| WHAT YOU NEED TO DO |
Every line of the data below is to be given again as it appears, with the images removed.

Data records for software interfaces:
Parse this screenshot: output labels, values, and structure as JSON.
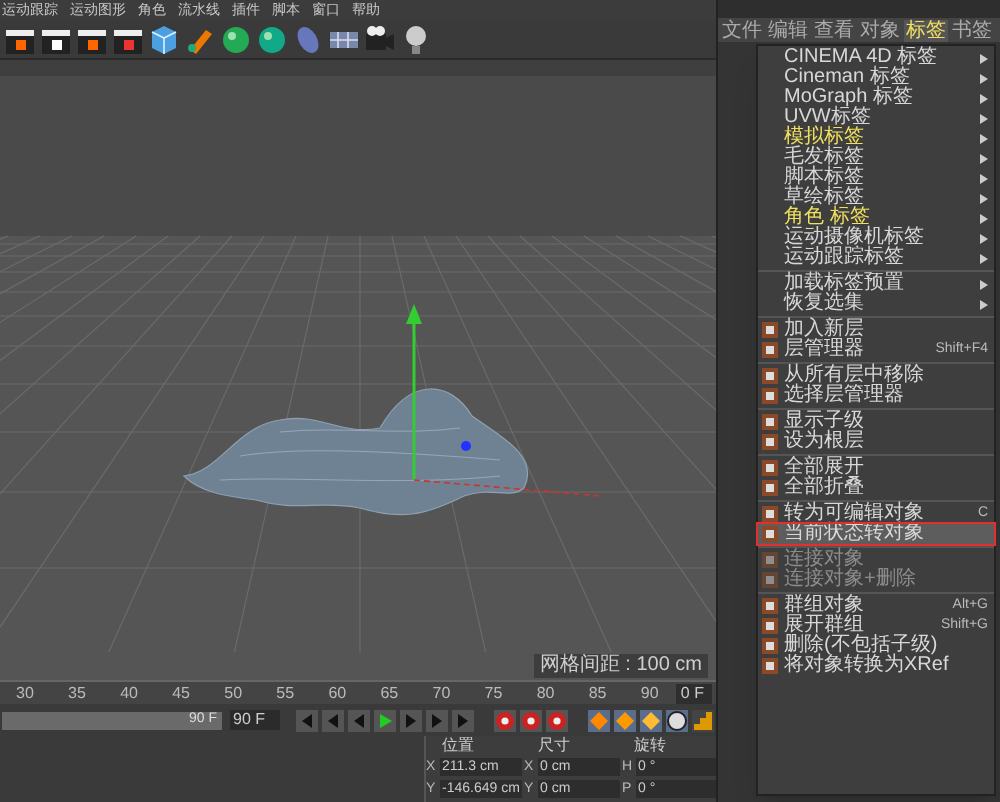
{
  "menu_bar": [
    "运动跟踪",
    "运动图形",
    "角色",
    "流水线",
    "插件",
    "脚本",
    "窗口",
    "帮助"
  ],
  "viewport": {
    "grid_label": "网格间距 : 100 cm"
  },
  "timeline": {
    "ticks": [
      "30",
      "35",
      "40",
      "45",
      "50",
      "55",
      "60",
      "65",
      "70",
      "75",
      "80",
      "85",
      "90"
    ],
    "current_frame": "0 F",
    "slider": {
      "label": "90 F",
      "level": 1
    },
    "end_field": "90 F"
  },
  "coordinates": {
    "columns": [
      "位置",
      "尺寸",
      "旋转"
    ],
    "rows": [
      {
        "axis": "X",
        "position": "211.3 cm",
        "size_axis": "X",
        "size": "0 cm",
        "rot_axis": "H",
        "rotation": "0 °"
      },
      {
        "axis": "Y",
        "position": "-146.649 cm",
        "size_axis": "Y",
        "size": "0 cm",
        "rot_axis": "P",
        "rotation": "0 °"
      }
    ]
  },
  "object_manager": {
    "tabs": [
      {
        "label": "文件",
        "selected": false
      },
      {
        "label": "编辑",
        "selected": false
      },
      {
        "label": "查看",
        "selected": false
      },
      {
        "label": "对象",
        "selected": false
      },
      {
        "label": "标签",
        "selected": true
      },
      {
        "label": "书签",
        "selected": false
      }
    ]
  },
  "context_menu": {
    "groups": [
      [
        {
          "kind": "submenu",
          "label": "CINEMA 4D 标签",
          "emphasized": false,
          "disabled": false,
          "selected": false
        },
        {
          "kind": "submenu",
          "label": "Cineman 标签",
          "emphasized": false,
          "disabled": false,
          "selected": false
        },
        {
          "kind": "submenu",
          "label": "MoGraph 标签",
          "emphasized": false,
          "disabled": false,
          "selected": false
        },
        {
          "kind": "submenu",
          "label": "UVW标签",
          "emphasized": false,
          "disabled": false,
          "selected": false
        },
        {
          "kind": "submenu",
          "label": "模拟标签",
          "emphasized": true,
          "disabled": false,
          "selected": false
        },
        {
          "kind": "submenu",
          "label": "毛发标签",
          "emphasized": false,
          "disabled": false,
          "selected": false
        },
        {
          "kind": "submenu",
          "label": "脚本标签",
          "emphasized": false,
          "disabled": false,
          "selected": false
        },
        {
          "kind": "submenu",
          "label": "草绘标签",
          "emphasized": false,
          "disabled": false,
          "selected": false
        },
        {
          "kind": "submenu",
          "label": "角色 标签",
          "emphasized": true,
          "disabled": false,
          "selected": false
        },
        {
          "kind": "submenu",
          "label": "运动摄像机标签",
          "emphasized": false,
          "disabled": false,
          "selected": false
        },
        {
          "kind": "submenu",
          "label": "运动跟踪标签",
          "emphasized": false,
          "disabled": false,
          "selected": false
        }
      ],
      [
        {
          "kind": "submenu",
          "label": "加载标签预置",
          "emphasized": false,
          "disabled": false,
          "selected": false
        },
        {
          "kind": "submenu",
          "label": "恢复选集",
          "emphasized": false,
          "disabled": false,
          "selected": false
        }
      ],
      [
        {
          "kind": "action",
          "label": "加入新层",
          "emphasized": false,
          "disabled": false,
          "selected": false
        },
        {
          "kind": "action",
          "label": "层管理器",
          "shortcut": "Shift+F4",
          "emphasized": false,
          "disabled": false,
          "selected": false
        }
      ],
      [
        {
          "kind": "action",
          "label": "从所有层中移除",
          "emphasized": false,
          "disabled": false,
          "selected": false
        },
        {
          "kind": "action",
          "label": "选择层管理器",
          "emphasized": false,
          "disabled": false,
          "selected": false
        }
      ],
      [
        {
          "kind": "action",
          "label": "显示子级",
          "emphasized": false,
          "disabled": false,
          "selected": false
        },
        {
          "kind": "action",
          "label": "设为根层",
          "emphasized": false,
          "disabled": false,
          "selected": false
        }
      ],
      [
        {
          "kind": "action",
          "label": "全部展开",
          "emphasized": false,
          "disabled": false,
          "selected": false
        },
        {
          "kind": "action",
          "label": "全部折叠",
          "emphasized": false,
          "disabled": false,
          "selected": false
        }
      ],
      [
        {
          "kind": "action",
          "label": "转为可编辑对象",
          "shortcut": "C",
          "emphasized": false,
          "disabled": false,
          "selected": false
        },
        {
          "kind": "action",
          "label": "当前状态转对象",
          "emphasized": false,
          "disabled": false,
          "selected": true
        }
      ],
      [
        {
          "kind": "action",
          "label": "连接对象",
          "emphasized": false,
          "disabled": true,
          "selected": false
        },
        {
          "kind": "action",
          "label": "连接对象+删除",
          "emphasized": false,
          "disabled": true,
          "selected": false
        }
      ],
      [
        {
          "kind": "action",
          "label": "群组对象",
          "shortcut": "Alt+G",
          "emphasized": false,
          "disabled": false,
          "selected": false
        },
        {
          "kind": "action",
          "label": "展开群组",
          "shortcut": "Shift+G",
          "emphasized": false,
          "disabled": false,
          "selected": false
        },
        {
          "kind": "action",
          "label": "删除(不包括子级)",
          "emphasized": false,
          "disabled": false,
          "selected": false
        },
        {
          "kind": "action",
          "label": "将对象转换为XRef",
          "emphasized": false,
          "disabled": false,
          "selected": false
        }
      ]
    ]
  }
}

| EXERCISE OUTPUT |
Parse this screenshot: output labels, values, and structure as JSON.
{
  "menu_bar": [
    "运动跟踪",
    "运动图形",
    "角色",
    "流水线",
    "插件",
    "脚本",
    "窗口",
    "帮助"
  ],
  "viewport": {
    "grid_label": "网格间距 : 100 cm"
  },
  "timeline": {
    "ticks": [
      "30",
      "35",
      "40",
      "45",
      "50",
      "55",
      "60",
      "65",
      "70",
      "75",
      "80",
      "85",
      "90"
    ],
    "current_frame": "0 F",
    "slider": {
      "label": "90 F",
      "level": 1
    },
    "end_field": "90 F"
  },
  "coordinates": {
    "columns": [
      "位置",
      "尺寸",
      "旋转"
    ],
    "rows": [
      {
        "axis": "X",
        "position": "211.3 cm",
        "size_axis": "X",
        "size": "0 cm",
        "rot_axis": "H",
        "rotation": "0 °"
      },
      {
        "axis": "Y",
        "position": "-146.649 cm",
        "size_axis": "Y",
        "size": "0 cm",
        "rot_axis": "P",
        "rotation": "0 °"
      }
    ]
  },
  "object_manager": {
    "tabs": [
      {
        "label": "文件",
        "selected": false
      },
      {
        "label": "编辑",
        "selected": false
      },
      {
        "label": "查看",
        "selected": false
      },
      {
        "label": "对象",
        "selected": false
      },
      {
        "label": "标签",
        "selected": true
      },
      {
        "label": "书签",
        "selected": false
      }
    ]
  },
  "context_menu": {
    "groups": [
      [
        {
          "kind": "submenu",
          "label": "CINEMA 4D 标签",
          "emphasized": false,
          "disabled": false,
          "selected": false
        },
        {
          "kind": "submenu",
          "label": "Cineman 标签",
          "emphasized": false,
          "disabled": false,
          "selected": false
        },
        {
          "kind": "submenu",
          "label": "MoGraph 标签",
          "emphasized": false,
          "disabled": false,
          "selected": false
        },
        {
          "kind": "submenu",
          "label": "UVW标签",
          "emphasized": false,
          "disabled": false,
          "selected": false
        },
        {
          "kind": "submenu",
          "label": "模拟标签",
          "emphasized": true,
          "disabled": false,
          "selected": false
        },
        {
          "kind": "submenu",
          "label": "毛发标签",
          "emphasized": false,
          "disabled": false,
          "selected": false
        },
        {
          "kind": "submenu",
          "label": "脚本标签",
          "emphasized": false,
          "disabled": false,
          "selected": false
        },
        {
          "kind": "submenu",
          "label": "草绘标签",
          "emphasized": false,
          "disabled": false,
          "selected": false
        },
        {
          "kind": "submenu",
          "label": "角色 标签",
          "emphasized": true,
          "disabled": false,
          "selected": false
        },
        {
          "kind": "submenu",
          "label": "运动摄像机标签",
          "emphasized": false,
          "disabled": false,
          "selected": false
        },
        {
          "kind": "submenu",
          "label": "运动跟踪标签",
          "emphasized": false,
          "disabled": false,
          "selected": false
        }
      ],
      [
        {
          "kind": "submenu",
          "label": "加载标签预置",
          "emphasized": false,
          "disabled": false,
          "selected": false
        },
        {
          "kind": "submenu",
          "label": "恢复选集",
          "emphasized": false,
          "disabled": false,
          "selected": false
        }
      ],
      [
        {
          "kind": "action",
          "label": "加入新层",
          "emphasized": false,
          "disabled": false,
          "selected": false
        },
        {
          "kind": "action",
          "label": "层管理器",
          "shortcut": "Shift+F4",
          "emphasized": false,
          "disabled": false,
          "selected": false
        }
      ],
      [
        {
          "kind": "action",
          "label": "从所有层中移除",
          "emphasized": false,
          "disabled": false,
          "selected": false
        },
        {
          "kind": "action",
          "label": "选择层管理器",
          "emphasized": false,
          "disabled": false,
          "selected": false
        }
      ],
      [
        {
          "kind": "action",
          "label": "显示子级",
          "emphasized": false,
          "disabled": false,
          "selected": false
        },
        {
          "kind": "action",
          "label": "设为根层",
          "emphasized": false,
          "disabled": false,
          "selected": false
        }
      ],
      [
        {
          "kind": "action",
          "label": "全部展开",
          "emphasized": false,
          "disabled": false,
          "selected": false
        },
        {
          "kind": "action",
          "label": "全部折叠",
          "emphasized": false,
          "disabled": false,
          "selected": false
        }
      ],
      [
        {
          "kind": "action",
          "label": "转为可编辑对象",
          "shortcut": "C",
          "emphasized": false,
          "disabled": false,
          "selected": false
        },
        {
          "kind": "action",
          "label": "当前状态转对象",
          "emphasized": false,
          "disabled": false,
          "selected": true
        }
      ],
      [
        {
          "kind": "action",
          "label": "连接对象",
          "emphasized": false,
          "disabled": true,
          "selected": false
        },
        {
          "kind": "action",
          "label": "连接对象+删除",
          "emphasized": false,
          "disabled": true,
          "selected": false
        }
      ],
      [
        {
          "kind": "action",
          "label": "群组对象",
          "shortcut": "Alt+G",
          "emphasized": false,
          "disabled": false,
          "selected": false
        },
        {
          "kind": "action",
          "label": "展开群组",
          "shortcut": "Shift+G",
          "emphasized": false,
          "disabled": false,
          "selected": false
        },
        {
          "kind": "action",
          "label": "删除(不包括子级)",
          "emphasized": false,
          "disabled": false,
          "selected": false
        },
        {
          "kind": "action",
          "label": "将对象转换为XRef",
          "emphasized": false,
          "disabled": false,
          "selected": false
        }
      ]
    ]
  }
}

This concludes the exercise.